--- ACTIVITY ---
In the entries below, how many lines hold the word "nhắn"? Answer with the number only.

-------

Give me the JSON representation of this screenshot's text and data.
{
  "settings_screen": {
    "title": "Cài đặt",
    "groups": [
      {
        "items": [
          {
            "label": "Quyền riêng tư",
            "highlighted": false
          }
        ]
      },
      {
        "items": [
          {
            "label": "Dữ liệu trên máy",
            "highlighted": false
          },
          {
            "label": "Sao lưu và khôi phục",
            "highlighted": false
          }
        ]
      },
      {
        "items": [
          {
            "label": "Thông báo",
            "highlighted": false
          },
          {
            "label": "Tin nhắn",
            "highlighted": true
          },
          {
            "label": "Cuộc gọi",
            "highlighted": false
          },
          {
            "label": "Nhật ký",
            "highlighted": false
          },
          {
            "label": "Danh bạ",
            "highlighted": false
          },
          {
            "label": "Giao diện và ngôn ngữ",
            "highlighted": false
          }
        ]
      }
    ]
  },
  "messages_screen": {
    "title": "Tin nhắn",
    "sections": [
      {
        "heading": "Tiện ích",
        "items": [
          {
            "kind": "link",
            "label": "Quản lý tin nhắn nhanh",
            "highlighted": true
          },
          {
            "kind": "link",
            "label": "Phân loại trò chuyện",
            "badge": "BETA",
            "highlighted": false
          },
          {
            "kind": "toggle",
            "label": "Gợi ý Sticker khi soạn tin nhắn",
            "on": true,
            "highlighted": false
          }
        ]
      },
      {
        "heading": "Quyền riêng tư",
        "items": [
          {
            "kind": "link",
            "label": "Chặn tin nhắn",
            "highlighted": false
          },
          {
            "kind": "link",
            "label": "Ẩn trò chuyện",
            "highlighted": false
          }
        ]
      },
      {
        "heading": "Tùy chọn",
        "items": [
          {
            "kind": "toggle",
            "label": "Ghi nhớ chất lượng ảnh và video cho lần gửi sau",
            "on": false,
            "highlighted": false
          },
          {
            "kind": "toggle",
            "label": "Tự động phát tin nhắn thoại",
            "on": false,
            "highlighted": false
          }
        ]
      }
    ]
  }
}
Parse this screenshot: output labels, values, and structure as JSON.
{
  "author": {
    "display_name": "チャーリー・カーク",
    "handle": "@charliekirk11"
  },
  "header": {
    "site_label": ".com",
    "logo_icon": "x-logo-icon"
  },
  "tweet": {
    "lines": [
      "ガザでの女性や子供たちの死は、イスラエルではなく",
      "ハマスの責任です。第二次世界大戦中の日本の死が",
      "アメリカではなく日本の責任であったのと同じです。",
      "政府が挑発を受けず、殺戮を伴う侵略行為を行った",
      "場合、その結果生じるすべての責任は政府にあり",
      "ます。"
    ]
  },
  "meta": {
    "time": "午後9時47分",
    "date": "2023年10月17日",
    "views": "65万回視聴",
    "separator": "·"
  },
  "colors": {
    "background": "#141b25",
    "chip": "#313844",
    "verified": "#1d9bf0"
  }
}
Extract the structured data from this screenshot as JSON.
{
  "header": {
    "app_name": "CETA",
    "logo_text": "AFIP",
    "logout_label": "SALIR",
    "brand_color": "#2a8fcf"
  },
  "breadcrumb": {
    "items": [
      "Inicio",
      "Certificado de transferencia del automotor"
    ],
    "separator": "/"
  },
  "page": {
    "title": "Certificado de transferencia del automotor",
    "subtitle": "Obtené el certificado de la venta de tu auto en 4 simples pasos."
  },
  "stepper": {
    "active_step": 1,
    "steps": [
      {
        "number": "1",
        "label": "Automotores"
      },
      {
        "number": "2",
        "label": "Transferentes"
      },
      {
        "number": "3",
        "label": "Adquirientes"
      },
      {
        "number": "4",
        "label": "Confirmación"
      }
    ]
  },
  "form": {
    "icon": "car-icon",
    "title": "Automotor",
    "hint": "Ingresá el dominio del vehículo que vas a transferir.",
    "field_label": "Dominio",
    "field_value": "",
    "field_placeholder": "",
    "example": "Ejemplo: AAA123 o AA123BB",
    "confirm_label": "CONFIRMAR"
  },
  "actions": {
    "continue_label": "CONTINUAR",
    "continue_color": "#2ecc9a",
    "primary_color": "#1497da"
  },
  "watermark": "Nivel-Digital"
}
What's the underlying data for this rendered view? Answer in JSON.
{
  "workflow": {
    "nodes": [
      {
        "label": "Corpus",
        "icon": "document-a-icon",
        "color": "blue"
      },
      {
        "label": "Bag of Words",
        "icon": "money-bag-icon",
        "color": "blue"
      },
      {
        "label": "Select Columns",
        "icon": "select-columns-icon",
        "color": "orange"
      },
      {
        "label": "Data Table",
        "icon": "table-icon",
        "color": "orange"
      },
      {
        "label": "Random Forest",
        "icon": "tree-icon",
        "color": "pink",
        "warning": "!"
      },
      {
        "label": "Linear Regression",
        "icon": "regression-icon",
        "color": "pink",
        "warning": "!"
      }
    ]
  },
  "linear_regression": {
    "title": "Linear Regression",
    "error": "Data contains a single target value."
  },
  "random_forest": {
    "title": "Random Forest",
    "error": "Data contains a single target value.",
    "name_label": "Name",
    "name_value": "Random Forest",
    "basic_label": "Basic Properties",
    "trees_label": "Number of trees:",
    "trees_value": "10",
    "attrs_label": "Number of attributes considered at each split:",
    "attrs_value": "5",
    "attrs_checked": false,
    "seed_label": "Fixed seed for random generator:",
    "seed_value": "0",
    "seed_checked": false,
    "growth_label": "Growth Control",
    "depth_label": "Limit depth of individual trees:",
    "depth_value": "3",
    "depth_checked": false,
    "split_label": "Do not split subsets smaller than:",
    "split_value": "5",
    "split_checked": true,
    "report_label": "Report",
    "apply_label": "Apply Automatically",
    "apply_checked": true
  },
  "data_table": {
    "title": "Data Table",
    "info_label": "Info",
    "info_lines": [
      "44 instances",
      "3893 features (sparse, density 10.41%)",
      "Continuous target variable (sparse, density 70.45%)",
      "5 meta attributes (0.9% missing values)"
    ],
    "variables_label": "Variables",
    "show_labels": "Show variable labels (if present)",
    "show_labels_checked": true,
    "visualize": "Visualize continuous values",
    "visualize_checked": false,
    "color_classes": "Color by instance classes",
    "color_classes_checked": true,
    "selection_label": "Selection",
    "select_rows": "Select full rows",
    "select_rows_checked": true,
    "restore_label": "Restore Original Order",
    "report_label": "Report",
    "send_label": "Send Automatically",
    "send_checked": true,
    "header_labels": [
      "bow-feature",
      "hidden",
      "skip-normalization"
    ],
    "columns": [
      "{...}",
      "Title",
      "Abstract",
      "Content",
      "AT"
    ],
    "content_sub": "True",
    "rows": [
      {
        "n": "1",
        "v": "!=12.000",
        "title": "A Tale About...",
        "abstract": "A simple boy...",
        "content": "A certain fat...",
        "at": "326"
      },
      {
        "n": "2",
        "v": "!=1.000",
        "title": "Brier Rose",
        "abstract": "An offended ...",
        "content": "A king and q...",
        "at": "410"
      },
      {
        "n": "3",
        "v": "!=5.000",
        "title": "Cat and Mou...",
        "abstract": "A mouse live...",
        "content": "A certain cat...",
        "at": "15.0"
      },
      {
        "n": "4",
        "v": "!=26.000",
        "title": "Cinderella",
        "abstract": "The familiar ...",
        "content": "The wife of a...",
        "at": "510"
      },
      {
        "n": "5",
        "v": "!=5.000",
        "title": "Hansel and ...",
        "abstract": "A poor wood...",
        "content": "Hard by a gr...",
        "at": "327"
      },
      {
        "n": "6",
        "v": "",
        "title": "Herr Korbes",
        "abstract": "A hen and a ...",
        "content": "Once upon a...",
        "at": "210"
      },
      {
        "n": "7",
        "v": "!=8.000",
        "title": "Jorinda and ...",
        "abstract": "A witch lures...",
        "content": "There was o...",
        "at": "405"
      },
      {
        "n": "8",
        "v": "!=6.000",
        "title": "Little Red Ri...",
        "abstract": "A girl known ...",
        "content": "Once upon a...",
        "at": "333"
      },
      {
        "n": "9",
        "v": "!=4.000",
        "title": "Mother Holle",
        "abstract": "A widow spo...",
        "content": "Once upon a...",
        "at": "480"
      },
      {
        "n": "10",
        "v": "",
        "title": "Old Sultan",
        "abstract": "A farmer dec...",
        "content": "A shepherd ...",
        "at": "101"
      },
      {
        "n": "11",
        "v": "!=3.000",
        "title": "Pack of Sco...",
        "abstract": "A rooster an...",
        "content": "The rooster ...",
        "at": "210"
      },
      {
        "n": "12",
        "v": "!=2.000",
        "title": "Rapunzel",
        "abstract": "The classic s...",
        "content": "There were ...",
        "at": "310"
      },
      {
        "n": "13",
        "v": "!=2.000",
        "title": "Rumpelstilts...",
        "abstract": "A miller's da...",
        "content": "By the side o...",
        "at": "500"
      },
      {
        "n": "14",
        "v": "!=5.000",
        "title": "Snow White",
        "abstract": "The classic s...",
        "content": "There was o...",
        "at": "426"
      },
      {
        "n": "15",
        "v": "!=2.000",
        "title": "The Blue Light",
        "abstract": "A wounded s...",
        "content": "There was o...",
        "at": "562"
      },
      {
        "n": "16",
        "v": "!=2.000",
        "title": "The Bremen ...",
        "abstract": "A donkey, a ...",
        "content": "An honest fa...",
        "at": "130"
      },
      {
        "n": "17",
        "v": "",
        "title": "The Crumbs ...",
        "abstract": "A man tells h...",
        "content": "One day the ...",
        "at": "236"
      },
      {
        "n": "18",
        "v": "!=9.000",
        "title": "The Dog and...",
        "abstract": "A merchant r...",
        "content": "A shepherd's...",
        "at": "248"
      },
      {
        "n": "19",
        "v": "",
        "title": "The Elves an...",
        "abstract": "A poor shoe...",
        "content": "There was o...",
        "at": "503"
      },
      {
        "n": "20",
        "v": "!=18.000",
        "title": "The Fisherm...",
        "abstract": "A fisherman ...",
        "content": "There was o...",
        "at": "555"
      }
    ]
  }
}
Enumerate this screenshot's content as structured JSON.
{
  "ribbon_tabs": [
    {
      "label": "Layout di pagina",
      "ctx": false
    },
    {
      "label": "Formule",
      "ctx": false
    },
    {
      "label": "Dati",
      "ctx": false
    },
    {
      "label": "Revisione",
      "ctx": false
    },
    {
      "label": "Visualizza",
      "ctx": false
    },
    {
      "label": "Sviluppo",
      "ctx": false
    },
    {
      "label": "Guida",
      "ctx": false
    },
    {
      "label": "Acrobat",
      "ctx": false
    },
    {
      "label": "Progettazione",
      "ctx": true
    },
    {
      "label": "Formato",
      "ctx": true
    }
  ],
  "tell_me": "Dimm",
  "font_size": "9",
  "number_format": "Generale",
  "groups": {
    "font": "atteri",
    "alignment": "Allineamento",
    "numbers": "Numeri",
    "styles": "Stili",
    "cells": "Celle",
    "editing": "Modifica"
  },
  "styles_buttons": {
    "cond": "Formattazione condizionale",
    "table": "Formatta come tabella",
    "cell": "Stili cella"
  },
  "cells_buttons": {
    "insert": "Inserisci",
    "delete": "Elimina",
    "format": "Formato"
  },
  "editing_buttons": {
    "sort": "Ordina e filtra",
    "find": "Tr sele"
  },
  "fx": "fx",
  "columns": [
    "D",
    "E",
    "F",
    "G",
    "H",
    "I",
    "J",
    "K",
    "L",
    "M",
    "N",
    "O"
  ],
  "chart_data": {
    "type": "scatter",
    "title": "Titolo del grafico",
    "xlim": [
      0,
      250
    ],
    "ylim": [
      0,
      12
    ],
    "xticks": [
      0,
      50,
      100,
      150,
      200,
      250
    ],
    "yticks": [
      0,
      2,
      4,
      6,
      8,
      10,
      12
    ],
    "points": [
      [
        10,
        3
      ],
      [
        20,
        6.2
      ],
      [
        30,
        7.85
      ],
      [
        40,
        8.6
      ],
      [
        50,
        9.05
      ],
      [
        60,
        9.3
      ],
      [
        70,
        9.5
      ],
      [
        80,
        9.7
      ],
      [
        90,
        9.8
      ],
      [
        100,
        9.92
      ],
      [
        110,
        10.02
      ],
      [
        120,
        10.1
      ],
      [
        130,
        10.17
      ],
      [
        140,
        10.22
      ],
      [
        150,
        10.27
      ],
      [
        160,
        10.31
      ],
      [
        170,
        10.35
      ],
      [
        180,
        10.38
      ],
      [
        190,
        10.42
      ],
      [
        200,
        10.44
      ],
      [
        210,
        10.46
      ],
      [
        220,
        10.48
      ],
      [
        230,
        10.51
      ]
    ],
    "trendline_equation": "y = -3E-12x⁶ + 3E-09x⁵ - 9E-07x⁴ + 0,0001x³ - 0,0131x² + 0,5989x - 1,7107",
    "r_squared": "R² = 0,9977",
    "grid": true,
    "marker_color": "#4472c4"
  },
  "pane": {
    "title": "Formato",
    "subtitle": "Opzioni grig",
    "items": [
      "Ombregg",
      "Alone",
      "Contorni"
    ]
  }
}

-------

--- RESPONSE FOR THIS EXERCISE ---
6